  • the collection of biological materials or health related data in clinical trials in a way that carries only minimal risks and imposes only minimal inconvenience on the research subjects.

For clinical trial sponsors and researchers, the new rules will bring some other welcome changes too. In particular, the harmonisation of laws and procedures under the new Act represents a major benefit. For example, for multicentre research in Switzerland the approval of just one ethics commission at the place where the lead researcher is active will be required, rather than the current need for separate approvals from ethics commissions in each canton where a multi-centre research project is to be conducted. The lead ethics commission will however be required to collect opinions from the ethics commissions in all of the cantons where research is to be conducted on the material and operative conditions in those cantons, and these opinions will be binding on the lead commission.

Finally, there are a number of additions to data protection laws relating to health related personal data. In particular in the following situations consent of the affected person, their statutory representative or closest relatives will be required prior to collection of data:
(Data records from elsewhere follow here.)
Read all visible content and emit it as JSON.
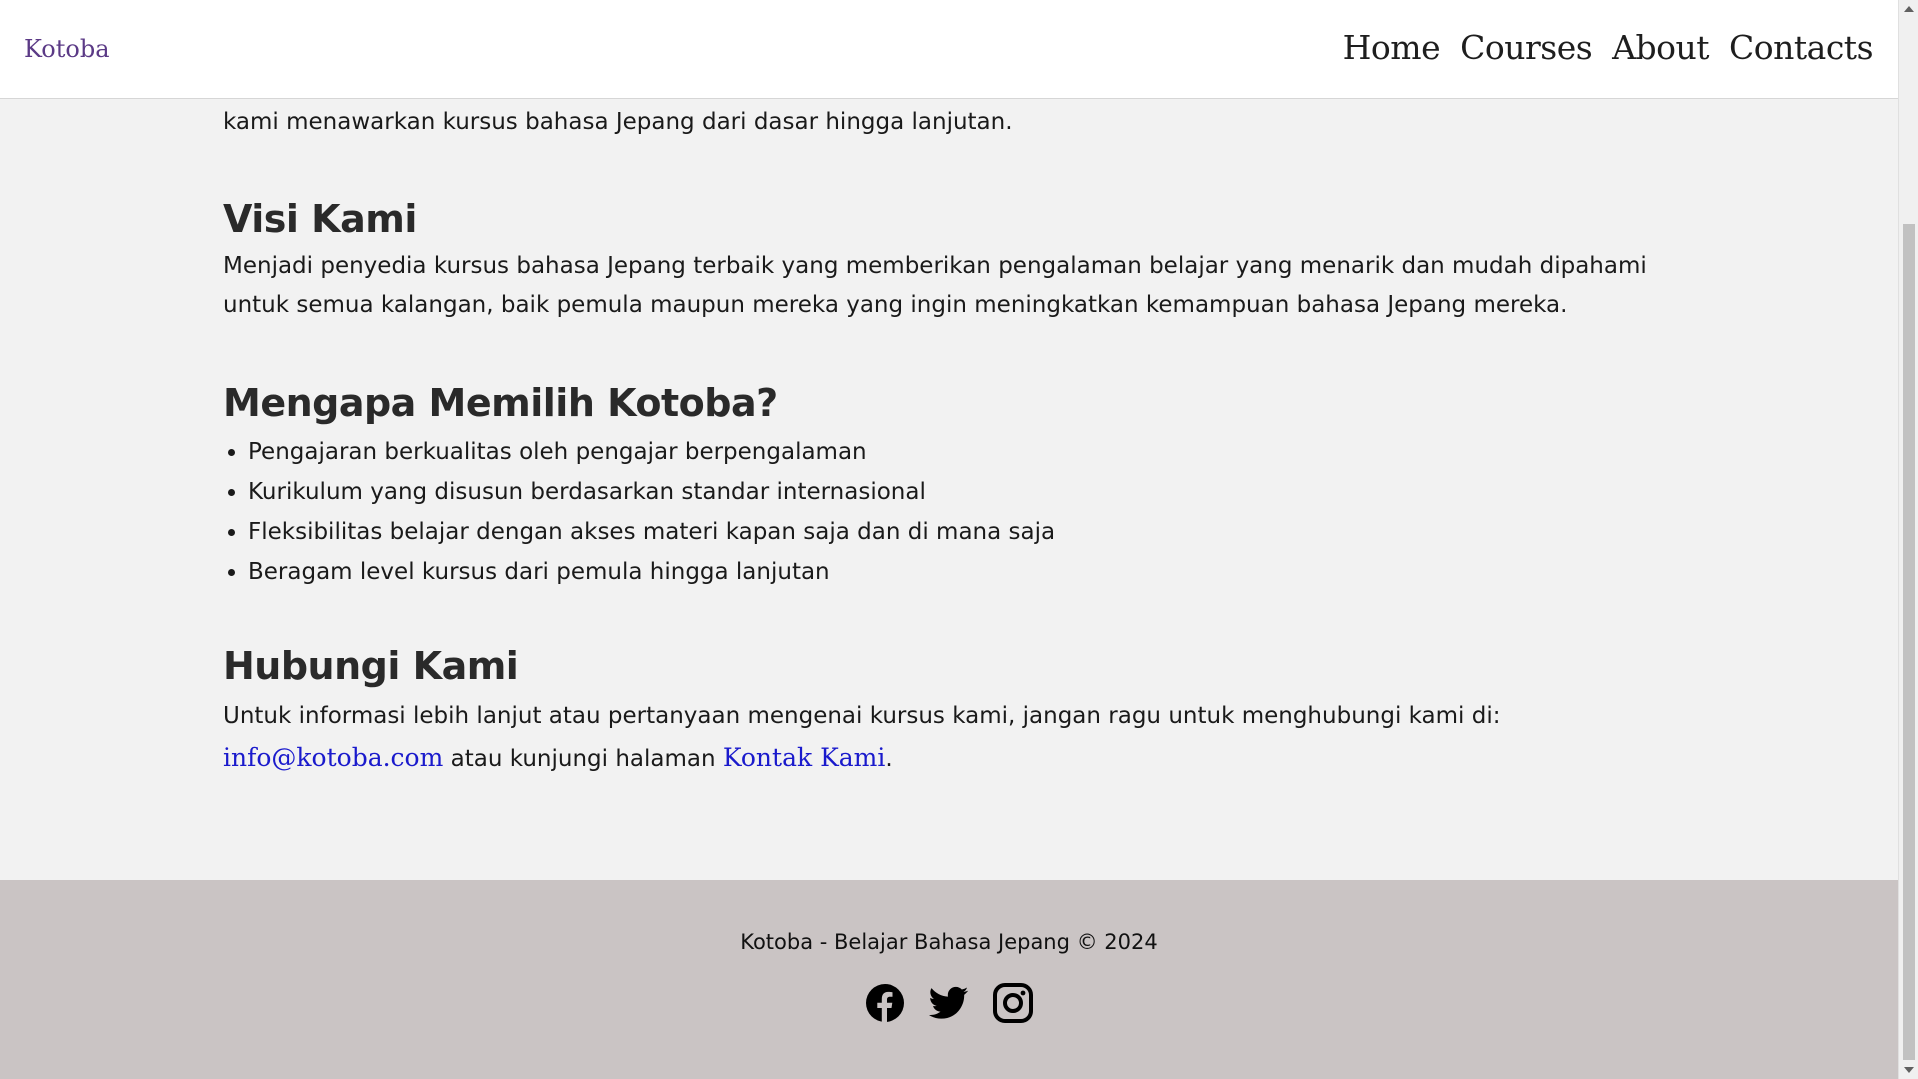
{
  "header": {
    "brand": "Kotoba",
    "nav": [
      "Home",
      "Courses",
      "About",
      "Contacts"
    ]
  },
  "main": {
    "intro": "kami menawarkan kursus bahasa Jepang dari dasar hingga lanjutan.",
    "visi": {
      "title": "Visi Kami",
      "text": "Menjadi penyedia kursus bahasa Jepang terbaik yang memberikan pengalaman belajar yang menarik dan mudah dipahami untuk semua kalangan, baik pemula maupun mereka yang ingin meningkatkan kemampuan bahasa Jepang mereka."
    },
    "why": {
      "title": "Mengapa Memilih Kotoba?",
      "items": [
        "Pengajaran berkualitas oleh pengajar berpengalaman",
        "Kurikulum yang disusun berdasarkan standar internasional",
        "Fleksibilitas belajar dengan akses materi kapan saja dan di mana saja",
        "Beragam level kursus dari pemula hingga lanjutan"
      ]
    },
    "contact": {
      "title": "Hubungi Kami",
      "text_before": "Untuk informasi lebih lanjut atau pertanyaan mengenai kursus kami, jangan ragu untuk menghubungi kami di: ",
      "email": "info@kotoba.com",
      "text_middle": " atau kunjungi halaman ",
      "page_link": "Kontak Kami",
      "text_after": "."
    }
  },
  "footer": {
    "text": "Kotoba - Belajar Bahasa Jepang © 2024",
    "socials": [
      "facebook-icon",
      "twitter-icon",
      "instagram-icon"
    ]
  },
  "colors": {
    "brand": "#5b3a86",
    "link": "#1a1acc",
    "footer_bg": "#cac4c4",
    "page_bg": "#f2f2f2"
  }
}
  • for collection and use of biological and genetic material in unencrypted form for use in a research project,
  • for collection and use of biological and genetic material in encrypted form for research purposes,
  • for further use of non-genetic health-related personal data in unencrypted form for research purposes.

By contrast in the following situations consent is not required, but the affected person, statutory representative or closest relatives must be informed and have a right to object:
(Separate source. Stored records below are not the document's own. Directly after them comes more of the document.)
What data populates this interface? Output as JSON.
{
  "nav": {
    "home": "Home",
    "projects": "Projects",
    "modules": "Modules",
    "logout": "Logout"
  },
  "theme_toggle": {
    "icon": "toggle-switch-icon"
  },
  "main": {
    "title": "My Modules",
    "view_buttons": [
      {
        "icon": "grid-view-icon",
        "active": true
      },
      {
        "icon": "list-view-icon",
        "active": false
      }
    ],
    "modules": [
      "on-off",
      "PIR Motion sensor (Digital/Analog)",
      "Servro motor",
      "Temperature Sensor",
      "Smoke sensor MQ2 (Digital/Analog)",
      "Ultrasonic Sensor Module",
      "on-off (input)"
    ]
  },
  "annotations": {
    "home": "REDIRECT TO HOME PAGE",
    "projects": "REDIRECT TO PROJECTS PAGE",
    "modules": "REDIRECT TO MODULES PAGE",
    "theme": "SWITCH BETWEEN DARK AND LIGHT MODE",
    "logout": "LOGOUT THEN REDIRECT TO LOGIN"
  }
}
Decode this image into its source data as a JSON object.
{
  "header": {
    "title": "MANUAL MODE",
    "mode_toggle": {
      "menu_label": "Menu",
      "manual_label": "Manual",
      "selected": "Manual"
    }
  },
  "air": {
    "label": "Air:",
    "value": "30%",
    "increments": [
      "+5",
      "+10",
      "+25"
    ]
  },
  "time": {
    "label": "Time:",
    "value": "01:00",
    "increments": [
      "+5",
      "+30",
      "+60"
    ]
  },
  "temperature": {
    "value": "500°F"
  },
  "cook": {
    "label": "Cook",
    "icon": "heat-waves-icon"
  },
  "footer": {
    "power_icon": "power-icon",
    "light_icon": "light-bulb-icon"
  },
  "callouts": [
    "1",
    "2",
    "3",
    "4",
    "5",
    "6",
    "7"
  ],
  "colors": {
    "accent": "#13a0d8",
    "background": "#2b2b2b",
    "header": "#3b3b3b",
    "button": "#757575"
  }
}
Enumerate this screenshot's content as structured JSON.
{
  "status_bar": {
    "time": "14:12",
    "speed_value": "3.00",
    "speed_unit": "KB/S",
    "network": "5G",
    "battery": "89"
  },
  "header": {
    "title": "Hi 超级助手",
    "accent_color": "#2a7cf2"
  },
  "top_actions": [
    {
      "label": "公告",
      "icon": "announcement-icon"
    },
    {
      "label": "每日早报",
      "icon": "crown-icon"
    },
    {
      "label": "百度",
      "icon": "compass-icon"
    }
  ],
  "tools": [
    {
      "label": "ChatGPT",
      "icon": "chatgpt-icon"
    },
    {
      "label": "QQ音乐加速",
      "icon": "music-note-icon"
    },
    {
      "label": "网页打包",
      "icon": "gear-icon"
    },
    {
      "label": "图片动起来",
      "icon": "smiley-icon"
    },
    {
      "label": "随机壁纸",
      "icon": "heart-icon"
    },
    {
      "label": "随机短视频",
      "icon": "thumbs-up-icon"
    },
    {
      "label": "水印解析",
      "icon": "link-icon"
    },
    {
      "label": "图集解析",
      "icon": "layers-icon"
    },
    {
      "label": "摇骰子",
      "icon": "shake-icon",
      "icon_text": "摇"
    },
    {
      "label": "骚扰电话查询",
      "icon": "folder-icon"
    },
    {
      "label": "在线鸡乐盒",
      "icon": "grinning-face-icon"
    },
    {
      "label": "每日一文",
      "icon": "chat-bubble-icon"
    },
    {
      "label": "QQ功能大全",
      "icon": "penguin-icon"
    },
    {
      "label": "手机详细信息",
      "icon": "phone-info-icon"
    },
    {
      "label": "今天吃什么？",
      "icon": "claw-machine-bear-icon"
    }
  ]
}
  • for anonymisation of biological and genetic material, as this will take further research on such material outside the scope of the Act,
  • for further use of non-genetic health-related personal data in encrypted form for research purposes.

Where it is impossible or disproportionately difficult to obtain consent or to inform of the right to object or this cannot be expected of the affected person, there is no documented refusal and the interests of the research outweigh the interests of the affected person, then failure to observe the requirements of consent or information will not prevent the use of the relevant data for research purposes, provided ethics commission approval is obtained.

The new Act imposes criminal penalties for certain violations. Intentional failure to observe the following rules may result in a prison sentence of up to three years or a monetary penalty of up to CHF 1.08 million:

  • failure to obtain ethics commission approval,
  • failure to obtain informed consent,
  • sale or purchase of human body parts,
  • carrying out a research project with the aim of changing the characteristics of a human embryo or foetus without reference to any disease, or
  • use of embryos or foetuses from abortions or miscarriages before death is established.

Where the crime is in a business context, the prison sentence is to be combined with a monetary penalty. If the failure is negligent rather than intentional, the primary punishment is a fine. Further, fines of up to CHF 10,000 may be imposed for wilful or negligent behaviour in the following cases:

  • if the above crimes are committed without the health of the participating person being affected,
  • if an individual receives payment or other valuable benefit for participation in research with an expected direct benefit for the individual or pays or gives a valuable benefit for participation in a research project, or
  • if biological material or health related personal data are used without the required consent or information.

In conclusion, from the beginning of 2014, Switzerland will have a nationally applicable set of rules reflecting current best practice in ethical and research standards internationally. The Act strikes a balance between the interests of the individual, which are rightly given first priority, and the interests of researchers in a harmonisation of the applicable rules and minimisation of the regulatory burden where the research is of low risk.